– Vision

Do your eyes keep going back to something or are they avoiding an area? Take a closer look at that area and see if something needs to change. Don’t deny it creative peeps, you know your eyes are telling you something when this happens.

– Kinesthetic

Does your body movB4NigglingsJigglingse away from or become drawn to something? Ah, just like being on a date, watch where your body is leading you!

– A Feeling

Need to make a decision on which way to go with something? How do the different ideas that you are coming up with make you feel? This can be especially helpful if you have a choice to make. Think about each option and be aware of your feelings. Does one option excite you? Does one make you feel weighed down? Logic may be taking you one way, but if I were you, I’d trust that feeling instead.

Many times these clues are paired together. So pay attention for how your signals come your way. For the more aware of your signals you are, the faster you will pick them up in the future. (Which will save you time and ego bruises later.)

2. Trust the signals or ignore the signals at your own peril

Over the years, I have started to trust these feelings, but… I must admit, I don’t always listen to them. Sometimes I am short on time and just trying to get something done. I’ll know, “this isn’t quite right, but it’s not bad either… maybe ____ will like it.” Those statements are  me totally lying to myself and trying to get away with something.

Sometimes it works, but more often than not this comes back to bit me in the ass and someone always points out the thing that was bugging me anyway.

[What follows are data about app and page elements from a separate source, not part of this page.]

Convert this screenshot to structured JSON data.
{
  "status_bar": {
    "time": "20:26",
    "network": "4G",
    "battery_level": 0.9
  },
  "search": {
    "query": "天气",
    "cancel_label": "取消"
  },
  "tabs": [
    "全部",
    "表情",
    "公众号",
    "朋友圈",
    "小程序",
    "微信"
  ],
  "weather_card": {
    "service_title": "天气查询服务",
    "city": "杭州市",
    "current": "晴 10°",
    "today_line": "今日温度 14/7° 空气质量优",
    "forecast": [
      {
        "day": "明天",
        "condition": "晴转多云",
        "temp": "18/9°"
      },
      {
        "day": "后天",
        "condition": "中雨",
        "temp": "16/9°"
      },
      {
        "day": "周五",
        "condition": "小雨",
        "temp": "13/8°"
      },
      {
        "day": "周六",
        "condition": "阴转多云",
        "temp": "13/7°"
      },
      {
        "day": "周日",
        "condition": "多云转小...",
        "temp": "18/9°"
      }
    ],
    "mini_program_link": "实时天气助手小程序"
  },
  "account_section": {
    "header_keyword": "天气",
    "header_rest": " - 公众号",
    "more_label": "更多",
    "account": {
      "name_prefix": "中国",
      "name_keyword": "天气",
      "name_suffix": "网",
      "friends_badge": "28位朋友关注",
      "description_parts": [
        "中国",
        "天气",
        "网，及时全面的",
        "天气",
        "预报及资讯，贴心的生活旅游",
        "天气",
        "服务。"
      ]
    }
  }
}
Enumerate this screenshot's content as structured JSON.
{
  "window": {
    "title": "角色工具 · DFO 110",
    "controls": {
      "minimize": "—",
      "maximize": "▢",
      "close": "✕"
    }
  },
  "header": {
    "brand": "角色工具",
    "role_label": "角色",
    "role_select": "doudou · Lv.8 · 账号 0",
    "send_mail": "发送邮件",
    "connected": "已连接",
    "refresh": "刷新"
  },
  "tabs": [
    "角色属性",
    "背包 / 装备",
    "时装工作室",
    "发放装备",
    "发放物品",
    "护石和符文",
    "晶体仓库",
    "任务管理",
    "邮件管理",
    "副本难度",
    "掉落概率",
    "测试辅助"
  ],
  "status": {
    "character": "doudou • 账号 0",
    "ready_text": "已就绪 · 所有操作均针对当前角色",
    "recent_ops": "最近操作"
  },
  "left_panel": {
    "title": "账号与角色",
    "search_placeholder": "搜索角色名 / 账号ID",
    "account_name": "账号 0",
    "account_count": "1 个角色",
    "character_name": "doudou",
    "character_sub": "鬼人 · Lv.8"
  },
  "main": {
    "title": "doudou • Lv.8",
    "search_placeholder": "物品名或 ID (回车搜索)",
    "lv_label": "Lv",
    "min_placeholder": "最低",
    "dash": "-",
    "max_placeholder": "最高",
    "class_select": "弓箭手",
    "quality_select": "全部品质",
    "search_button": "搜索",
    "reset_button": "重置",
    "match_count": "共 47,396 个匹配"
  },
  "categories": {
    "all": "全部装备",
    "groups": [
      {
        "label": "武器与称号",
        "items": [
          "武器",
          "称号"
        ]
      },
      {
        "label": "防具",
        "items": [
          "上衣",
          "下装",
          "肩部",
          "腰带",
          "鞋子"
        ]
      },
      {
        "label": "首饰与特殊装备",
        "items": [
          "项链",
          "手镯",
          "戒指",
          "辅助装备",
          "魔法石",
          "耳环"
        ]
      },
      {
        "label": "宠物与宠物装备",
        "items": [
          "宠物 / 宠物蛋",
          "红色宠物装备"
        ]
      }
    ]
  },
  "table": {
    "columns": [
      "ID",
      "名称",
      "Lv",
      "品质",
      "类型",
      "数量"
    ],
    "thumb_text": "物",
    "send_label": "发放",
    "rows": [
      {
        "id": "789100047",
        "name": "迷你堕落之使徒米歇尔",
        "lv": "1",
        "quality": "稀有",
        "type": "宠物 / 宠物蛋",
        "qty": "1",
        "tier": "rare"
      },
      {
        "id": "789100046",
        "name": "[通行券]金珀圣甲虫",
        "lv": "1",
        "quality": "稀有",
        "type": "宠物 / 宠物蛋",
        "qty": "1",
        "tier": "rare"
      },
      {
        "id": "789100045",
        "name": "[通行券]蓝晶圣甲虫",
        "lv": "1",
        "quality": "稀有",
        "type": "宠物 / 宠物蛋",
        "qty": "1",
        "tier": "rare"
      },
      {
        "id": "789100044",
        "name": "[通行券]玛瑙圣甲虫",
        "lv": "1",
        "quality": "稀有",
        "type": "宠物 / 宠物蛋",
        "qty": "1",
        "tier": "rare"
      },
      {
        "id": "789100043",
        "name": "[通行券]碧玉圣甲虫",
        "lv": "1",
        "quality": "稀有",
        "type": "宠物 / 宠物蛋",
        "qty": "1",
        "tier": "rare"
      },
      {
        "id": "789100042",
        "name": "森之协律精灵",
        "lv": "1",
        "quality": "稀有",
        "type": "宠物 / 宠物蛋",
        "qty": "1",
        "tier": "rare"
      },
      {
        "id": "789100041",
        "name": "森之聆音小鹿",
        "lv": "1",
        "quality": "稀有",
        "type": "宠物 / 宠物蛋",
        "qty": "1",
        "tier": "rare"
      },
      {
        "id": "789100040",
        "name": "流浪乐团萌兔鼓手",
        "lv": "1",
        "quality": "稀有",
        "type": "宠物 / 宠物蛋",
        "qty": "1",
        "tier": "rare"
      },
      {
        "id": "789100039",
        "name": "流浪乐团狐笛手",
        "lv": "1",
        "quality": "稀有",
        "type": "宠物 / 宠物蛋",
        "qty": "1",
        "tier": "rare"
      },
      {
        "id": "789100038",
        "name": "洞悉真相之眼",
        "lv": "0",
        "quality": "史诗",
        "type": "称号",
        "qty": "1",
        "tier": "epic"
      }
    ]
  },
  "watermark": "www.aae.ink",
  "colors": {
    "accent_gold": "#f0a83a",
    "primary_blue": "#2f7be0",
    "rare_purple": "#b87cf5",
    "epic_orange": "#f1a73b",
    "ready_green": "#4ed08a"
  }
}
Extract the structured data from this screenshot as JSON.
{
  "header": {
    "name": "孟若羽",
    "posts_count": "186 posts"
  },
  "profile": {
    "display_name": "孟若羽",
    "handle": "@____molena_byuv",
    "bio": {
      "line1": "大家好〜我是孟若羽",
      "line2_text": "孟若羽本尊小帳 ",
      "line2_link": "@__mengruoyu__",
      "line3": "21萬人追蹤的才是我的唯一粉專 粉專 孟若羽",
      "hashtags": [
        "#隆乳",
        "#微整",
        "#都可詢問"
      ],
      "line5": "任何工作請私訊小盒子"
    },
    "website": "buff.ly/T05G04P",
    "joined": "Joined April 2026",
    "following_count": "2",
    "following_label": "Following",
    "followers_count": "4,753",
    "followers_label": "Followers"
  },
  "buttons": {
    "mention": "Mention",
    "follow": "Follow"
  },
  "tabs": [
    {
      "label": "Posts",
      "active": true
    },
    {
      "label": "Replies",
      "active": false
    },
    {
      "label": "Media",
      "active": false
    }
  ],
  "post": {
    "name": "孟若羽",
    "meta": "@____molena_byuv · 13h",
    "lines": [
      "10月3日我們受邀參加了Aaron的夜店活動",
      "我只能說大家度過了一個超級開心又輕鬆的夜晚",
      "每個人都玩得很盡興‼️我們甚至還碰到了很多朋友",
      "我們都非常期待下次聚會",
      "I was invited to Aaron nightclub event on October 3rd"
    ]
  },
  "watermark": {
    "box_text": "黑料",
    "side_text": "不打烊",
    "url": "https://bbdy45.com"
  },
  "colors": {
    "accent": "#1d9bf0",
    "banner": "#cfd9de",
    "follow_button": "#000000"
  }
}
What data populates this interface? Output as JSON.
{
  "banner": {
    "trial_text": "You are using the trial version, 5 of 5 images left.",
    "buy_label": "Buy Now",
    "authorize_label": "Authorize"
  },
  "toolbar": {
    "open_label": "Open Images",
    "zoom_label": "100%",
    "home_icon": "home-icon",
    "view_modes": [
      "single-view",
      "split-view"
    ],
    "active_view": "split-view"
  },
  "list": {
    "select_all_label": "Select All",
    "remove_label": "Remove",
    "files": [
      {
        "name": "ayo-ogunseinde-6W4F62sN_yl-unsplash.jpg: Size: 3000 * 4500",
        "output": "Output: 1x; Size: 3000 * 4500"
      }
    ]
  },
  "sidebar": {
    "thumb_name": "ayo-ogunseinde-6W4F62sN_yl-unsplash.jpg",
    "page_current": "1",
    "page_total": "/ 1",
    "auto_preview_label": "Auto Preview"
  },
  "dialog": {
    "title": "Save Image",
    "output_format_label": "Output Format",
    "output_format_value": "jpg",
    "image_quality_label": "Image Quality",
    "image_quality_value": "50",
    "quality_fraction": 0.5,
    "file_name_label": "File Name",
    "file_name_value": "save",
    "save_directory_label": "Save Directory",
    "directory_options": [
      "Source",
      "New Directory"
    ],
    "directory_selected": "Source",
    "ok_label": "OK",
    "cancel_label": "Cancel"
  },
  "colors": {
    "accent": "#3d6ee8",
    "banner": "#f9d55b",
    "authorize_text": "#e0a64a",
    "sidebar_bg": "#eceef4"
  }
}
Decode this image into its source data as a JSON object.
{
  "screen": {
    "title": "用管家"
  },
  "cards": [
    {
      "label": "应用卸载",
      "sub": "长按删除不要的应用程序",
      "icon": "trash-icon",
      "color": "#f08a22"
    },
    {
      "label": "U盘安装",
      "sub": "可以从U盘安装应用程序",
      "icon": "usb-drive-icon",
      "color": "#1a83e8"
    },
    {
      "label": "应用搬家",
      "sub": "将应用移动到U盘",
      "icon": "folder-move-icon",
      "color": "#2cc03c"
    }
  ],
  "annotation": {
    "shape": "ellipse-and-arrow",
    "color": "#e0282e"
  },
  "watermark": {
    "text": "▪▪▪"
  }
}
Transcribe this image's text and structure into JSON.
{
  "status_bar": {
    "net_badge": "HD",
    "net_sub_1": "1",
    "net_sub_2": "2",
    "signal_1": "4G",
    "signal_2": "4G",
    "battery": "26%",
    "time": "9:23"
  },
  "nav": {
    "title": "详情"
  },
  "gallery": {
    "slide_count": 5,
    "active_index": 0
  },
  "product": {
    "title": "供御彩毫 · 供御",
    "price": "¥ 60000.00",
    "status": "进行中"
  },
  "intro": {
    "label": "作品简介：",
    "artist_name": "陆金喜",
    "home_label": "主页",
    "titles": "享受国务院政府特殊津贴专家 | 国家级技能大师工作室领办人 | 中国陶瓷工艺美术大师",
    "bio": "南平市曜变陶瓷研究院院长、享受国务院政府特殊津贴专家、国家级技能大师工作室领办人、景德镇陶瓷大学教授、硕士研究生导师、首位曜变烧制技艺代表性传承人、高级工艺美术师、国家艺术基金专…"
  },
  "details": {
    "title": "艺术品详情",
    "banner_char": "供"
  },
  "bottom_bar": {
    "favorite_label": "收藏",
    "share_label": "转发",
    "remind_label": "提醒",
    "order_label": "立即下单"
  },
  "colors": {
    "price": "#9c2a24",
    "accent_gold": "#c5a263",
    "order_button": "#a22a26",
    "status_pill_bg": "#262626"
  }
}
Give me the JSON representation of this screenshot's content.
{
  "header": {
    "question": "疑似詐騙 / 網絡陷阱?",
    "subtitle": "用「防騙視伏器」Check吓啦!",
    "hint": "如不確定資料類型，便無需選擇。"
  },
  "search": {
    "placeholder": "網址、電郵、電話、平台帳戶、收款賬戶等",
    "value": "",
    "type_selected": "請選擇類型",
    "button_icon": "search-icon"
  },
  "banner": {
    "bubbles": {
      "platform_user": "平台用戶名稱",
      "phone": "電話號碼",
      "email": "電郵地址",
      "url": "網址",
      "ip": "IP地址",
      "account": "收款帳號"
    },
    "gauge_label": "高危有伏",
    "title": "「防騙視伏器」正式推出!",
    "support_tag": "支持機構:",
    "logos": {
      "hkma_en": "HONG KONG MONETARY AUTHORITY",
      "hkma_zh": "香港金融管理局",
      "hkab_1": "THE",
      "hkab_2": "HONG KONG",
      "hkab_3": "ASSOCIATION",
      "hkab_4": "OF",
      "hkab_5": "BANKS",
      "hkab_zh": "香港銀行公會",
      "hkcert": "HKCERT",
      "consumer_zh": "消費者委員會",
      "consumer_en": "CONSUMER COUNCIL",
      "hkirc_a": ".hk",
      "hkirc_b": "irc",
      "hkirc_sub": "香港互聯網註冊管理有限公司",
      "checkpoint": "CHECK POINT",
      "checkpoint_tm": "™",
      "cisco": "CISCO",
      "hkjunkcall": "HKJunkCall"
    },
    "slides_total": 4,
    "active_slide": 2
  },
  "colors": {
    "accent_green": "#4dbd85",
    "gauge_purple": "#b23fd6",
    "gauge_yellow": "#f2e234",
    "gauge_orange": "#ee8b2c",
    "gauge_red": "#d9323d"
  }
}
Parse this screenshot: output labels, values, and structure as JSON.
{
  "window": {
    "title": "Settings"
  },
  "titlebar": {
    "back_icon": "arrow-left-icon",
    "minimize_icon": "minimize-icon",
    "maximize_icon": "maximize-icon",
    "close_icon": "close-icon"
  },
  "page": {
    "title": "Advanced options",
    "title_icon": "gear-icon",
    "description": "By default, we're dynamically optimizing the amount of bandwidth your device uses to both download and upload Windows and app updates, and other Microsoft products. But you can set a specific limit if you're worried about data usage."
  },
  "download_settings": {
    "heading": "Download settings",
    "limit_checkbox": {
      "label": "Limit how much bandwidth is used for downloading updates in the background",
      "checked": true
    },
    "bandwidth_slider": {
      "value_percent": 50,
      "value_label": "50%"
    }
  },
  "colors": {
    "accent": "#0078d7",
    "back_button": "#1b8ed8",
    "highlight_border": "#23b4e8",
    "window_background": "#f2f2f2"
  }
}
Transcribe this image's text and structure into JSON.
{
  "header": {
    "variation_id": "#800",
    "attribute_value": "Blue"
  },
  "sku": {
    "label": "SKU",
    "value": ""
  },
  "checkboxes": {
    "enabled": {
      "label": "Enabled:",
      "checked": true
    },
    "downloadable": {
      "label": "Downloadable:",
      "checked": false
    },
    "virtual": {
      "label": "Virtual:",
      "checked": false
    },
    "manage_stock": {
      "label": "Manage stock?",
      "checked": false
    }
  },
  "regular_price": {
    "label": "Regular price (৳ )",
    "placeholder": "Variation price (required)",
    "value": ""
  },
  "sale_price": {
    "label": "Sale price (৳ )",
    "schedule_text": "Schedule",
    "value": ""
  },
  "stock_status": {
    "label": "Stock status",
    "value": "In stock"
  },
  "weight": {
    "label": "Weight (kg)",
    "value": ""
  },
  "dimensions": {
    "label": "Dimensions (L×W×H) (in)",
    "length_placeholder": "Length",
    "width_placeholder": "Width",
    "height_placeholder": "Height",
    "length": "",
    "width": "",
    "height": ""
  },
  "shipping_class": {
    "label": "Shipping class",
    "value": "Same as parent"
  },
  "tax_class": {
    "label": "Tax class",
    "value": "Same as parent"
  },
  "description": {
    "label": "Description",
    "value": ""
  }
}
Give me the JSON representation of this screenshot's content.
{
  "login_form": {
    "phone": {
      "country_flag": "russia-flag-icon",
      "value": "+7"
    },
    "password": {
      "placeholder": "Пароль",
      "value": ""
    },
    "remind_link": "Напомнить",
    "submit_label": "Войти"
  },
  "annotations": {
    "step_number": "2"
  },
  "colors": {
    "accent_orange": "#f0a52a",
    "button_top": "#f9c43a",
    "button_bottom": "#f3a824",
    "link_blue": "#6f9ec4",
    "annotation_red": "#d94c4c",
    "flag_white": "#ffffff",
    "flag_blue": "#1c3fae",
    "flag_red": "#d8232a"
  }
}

Either a client will say, “Yeah, I’m not liking this…” Or, “This isn’t exactly what I wanted.” Or, my writer’s group will point out, “This section just isn’t making sense…”

Duh! Just when you thought you were so brilliant you could get by with something half-assed, a reality check comes along… and you looked like an idiot in the process. (This isn’t the only reason this can happen, but you get my point.)

Instead to dismissing the niggling or jingling, I should have trusted it, paid attention to it, and taken the time to fix the issue right there. It would have saved me time and embarrassment later.

3. Now do something about them!

Whether you pay attention to the signal in the first place, or have to have someone point it out to you later, be thankful for your nigglings and jinglings. They are feedback pushing you to something better. What could be bad about that?

If you feel your “spidey-senses” signaling you about something, make a change. Try something new even if it is to scrap a project entirely and make a fresh start. In the long run you will be better off taking the time to produce something that seems right and your whole being is at peace with. Make sure what you are working on, or doing, feels, sounds, and looks right to you. If it doesn’t, figure out what needs to change and follow your emotional clues.

Or, ask for project clarification or feedback. I guess with age comes wisdom, now if I am stuck on a project, I am getting better at saying, “I want to show this to you. Something still feels off to me, but I think I need your feedback before I go any further.” New insight into the project can help you to clarify what you are truly trying to accomplish. If you have already handed your ideas to a client and they come back with, “I’m not liking this…” Get them to follow up with more specifics – ask them what they don’t like and what they do like. This helps tap into their nigglings and jinglings. With that additional clarity on the project you should be getting all kinds of inspiration.

Remember, just like project feedback, your internal nigglings and jingling are inspiring you towards something better. This feedback is just coming from inside you!

Pay attention, trust and take action.

*To find out more about your muses, check out Elizabeth Gilbert’s “TED talk” – Muses. (http://www.youtube.com/watch?v=86x-u-tz0MA)

P.S. I totally stole the word “Nigglings” from Eva, so I’d like to give credit where credit is due. It is just such a fun word I had to kidnap it and make it my own. Feel free to steal it too. For soon we will have everyone talking about their “nigglings” and oh, just think about how good that would be!

For more of Kristin’s strategies check out her book “Unscribbling: The Art of Problem Solving and Fulfilling Your Ideas.”